Single doses of liposomal amphotericin B and combination therapies, based on already approved drugs, can play a key role in the future. MSF, together with DNDi, will implement a pilot project in Bihar, India, to evaluate the safety and effectiveness of three new methods for the treatment of kala azar in field settings.

The endemic countries in South Asia need to implement the WHO recommended treatment options to treat as many patients as possible with better drugs.

Pay more attention to PKDL. There is a strong association between pentavalent antimonial treatment and the development of PKDL. As such, national protocols should restrict SSG based treatments. There also needs to be more research and development of a safe, feasible and cost-effective treatment for PKDL.

Increase commitment at international level

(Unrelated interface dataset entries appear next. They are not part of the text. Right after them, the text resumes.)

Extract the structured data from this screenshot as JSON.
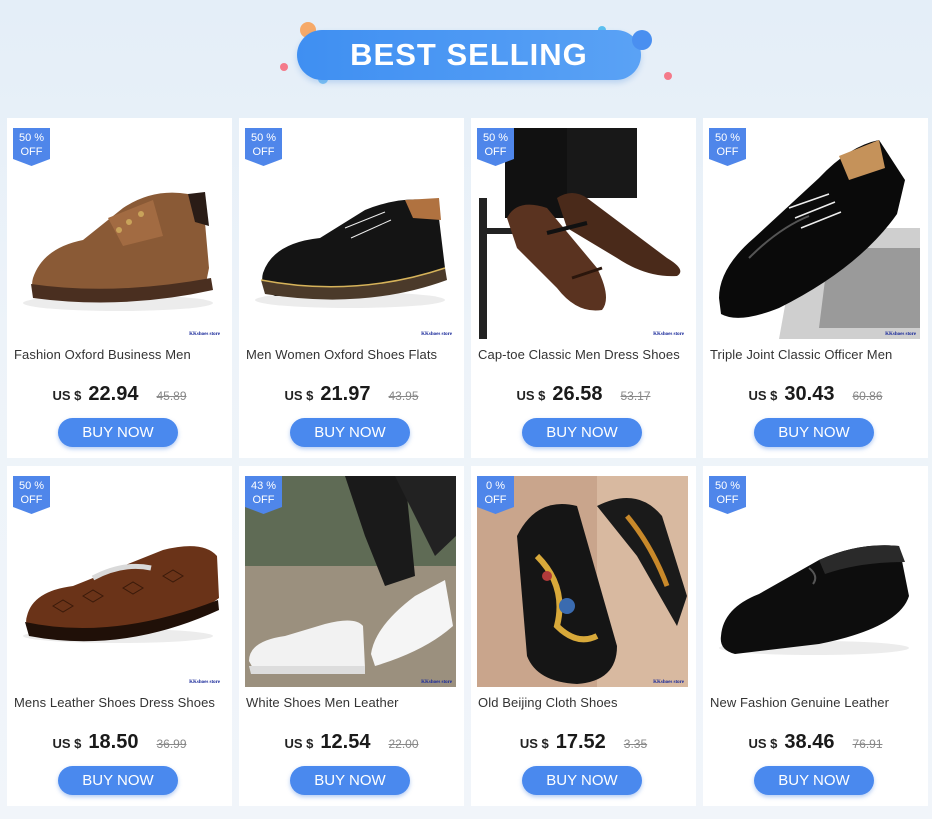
{
  "header": {
    "title": "BEST SELLING"
  },
  "colors": {
    "accent": "#4a89ee",
    "badge": "#4f86ea",
    "bg": "#e8f0f8"
  },
  "products": [
    {
      "badge": [
        "50 %",
        "OFF"
      ],
      "title": "Fashion Oxford Business Men",
      "currency": "US $",
      "price": "22.94",
      "old": "45.89",
      "buy": "BUY NOW",
      "store": "KKshoes store",
      "image": "brown-boot"
    },
    {
      "badge": [
        "50 %",
        "OFF"
      ],
      "title": "Men Women Oxford Shoes Flats",
      "currency": "US $",
      "price": "21.97",
      "old": "43.95",
      "buy": "BUY NOW",
      "store": "KKshoes store",
      "image": "black-derby"
    },
    {
      "badge": [
        "50 %",
        "OFF"
      ],
      "title": "Cap-toe Classic Men Dress Shoes",
      "currency": "US $",
      "price": "26.58",
      "old": "53.17",
      "buy": "BUY NOW",
      "store": "KKshoes store",
      "image": "brown-captoe"
    },
    {
      "badge": [
        "50 %",
        "OFF"
      ],
      "title": "Triple Joint Classic Officer Men",
      "currency": "US $",
      "price": "30.43",
      "old": "60.86",
      "buy": "BUY NOW",
      "store": "KKshoes store",
      "image": "patent-oxford"
    },
    {
      "badge": [
        "50 %",
        "OFF"
      ],
      "title": "Mens Leather Shoes Dress Shoes",
      "currency": "US $",
      "price": "18.50",
      "old": "36.99",
      "buy": "BUY NOW",
      "store": "KKshoes store",
      "image": "croc-loafer"
    },
    {
      "badge": [
        "43 %",
        "OFF"
      ],
      "title": "White Shoes Men Leather",
      "currency": "US $",
      "price": "12.54",
      "old": "22.00",
      "buy": "BUY NOW",
      "store": "KKshoes store",
      "image": "white-sneaker"
    },
    {
      "badge": [
        "0 %",
        "OFF"
      ],
      "title": "Old Beijing Cloth Shoes",
      "currency": "US $",
      "price": "17.52",
      "old": "3.35",
      "buy": "BUY NOW",
      "store": "KKshoes store",
      "image": "embroidered-slipon"
    },
    {
      "badge": [
        "50 %",
        "OFF"
      ],
      "title": "New Fashion Genuine Leather",
      "currency": "US $",
      "price": "38.46",
      "old": "76.91",
      "buy": "BUY NOW",
      "store": "",
      "image": "black-loafer"
    }
  ]
}
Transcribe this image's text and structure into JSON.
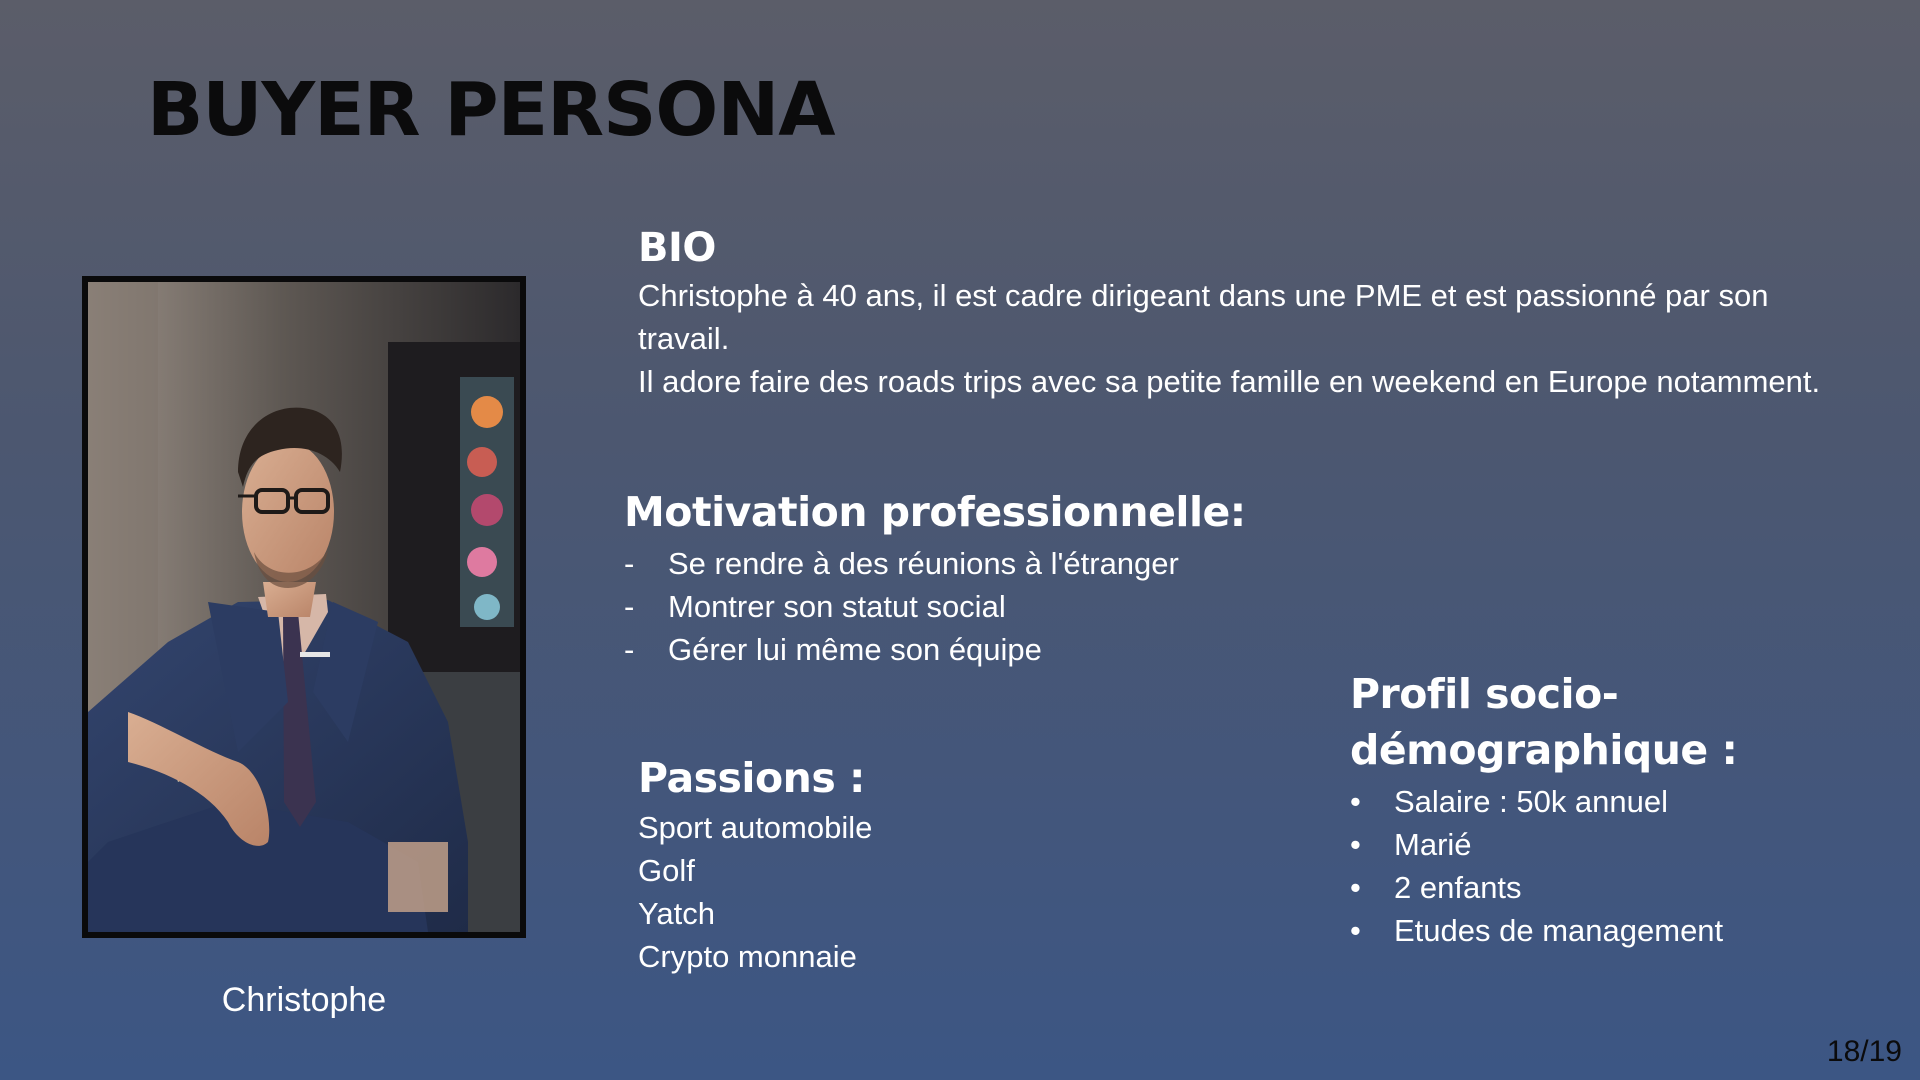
{
  "slide": {
    "title": "BUYER PERSONA",
    "page_number": "18/19"
  },
  "persona": {
    "name": "Christophe",
    "photo": "businessman-portrait-photo"
  },
  "bio": {
    "heading": "BIO",
    "paragraphs": [
      "Christophe à 40 ans, il est cadre dirigeant dans une PME et est passionné par son travail.",
      "Il adore faire des roads trips avec sa petite famille en weekend en Europe notamment."
    ]
  },
  "motivation": {
    "heading": "Motivation professionnelle:",
    "items": [
      "Se rendre à des réunions à l'étranger",
      "Montrer son statut social",
      "Gérer lui même son équipe"
    ]
  },
  "passions": {
    "heading": "Passions :",
    "items": [
      "Sport automobile",
      "Golf",
      "Yatch",
      "Crypto monnaie"
    ]
  },
  "profil": {
    "heading": "Profil socio-démographique :",
    "items": [
      "Salaire : 50k annuel",
      "Marié",
      "2 enfants",
      "Etudes de management"
    ]
  },
  "colors": {
    "background_top": "#5b5d69",
    "background_bottom": "#3c5684",
    "title_text": "#0b0b0c",
    "body_text": "#ffffff"
  }
}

More funding is essential to work on the research and development needed to fight against kala azar. At field level, it is essential to improve and simplify diagnostic tools (mainly for East Africa) and it is also necessary to develop new drugs that are oral, safe, short course, cheap and effective in all endemic regions.

Increased international funding also needs to be allocated to control programmes in the field to ensure patient access to the tools available today. New and validated results need to be implemented in the public health system without delay.

Last January, several pharmaceutical companies, international donors and five Ministries of Health – Bangladesh, Brazil, Mozambique, Tanzania and Burkina – adopted the London Declaration on Neglected Tropical Diseases to highlight the increased commitment to controlling VL. However, this declaration should also be signed and supported by all Ministers of Health in endemic countries, in order to implement the required strategies to really scale up the access for patients to appropriate diagnosis and treatment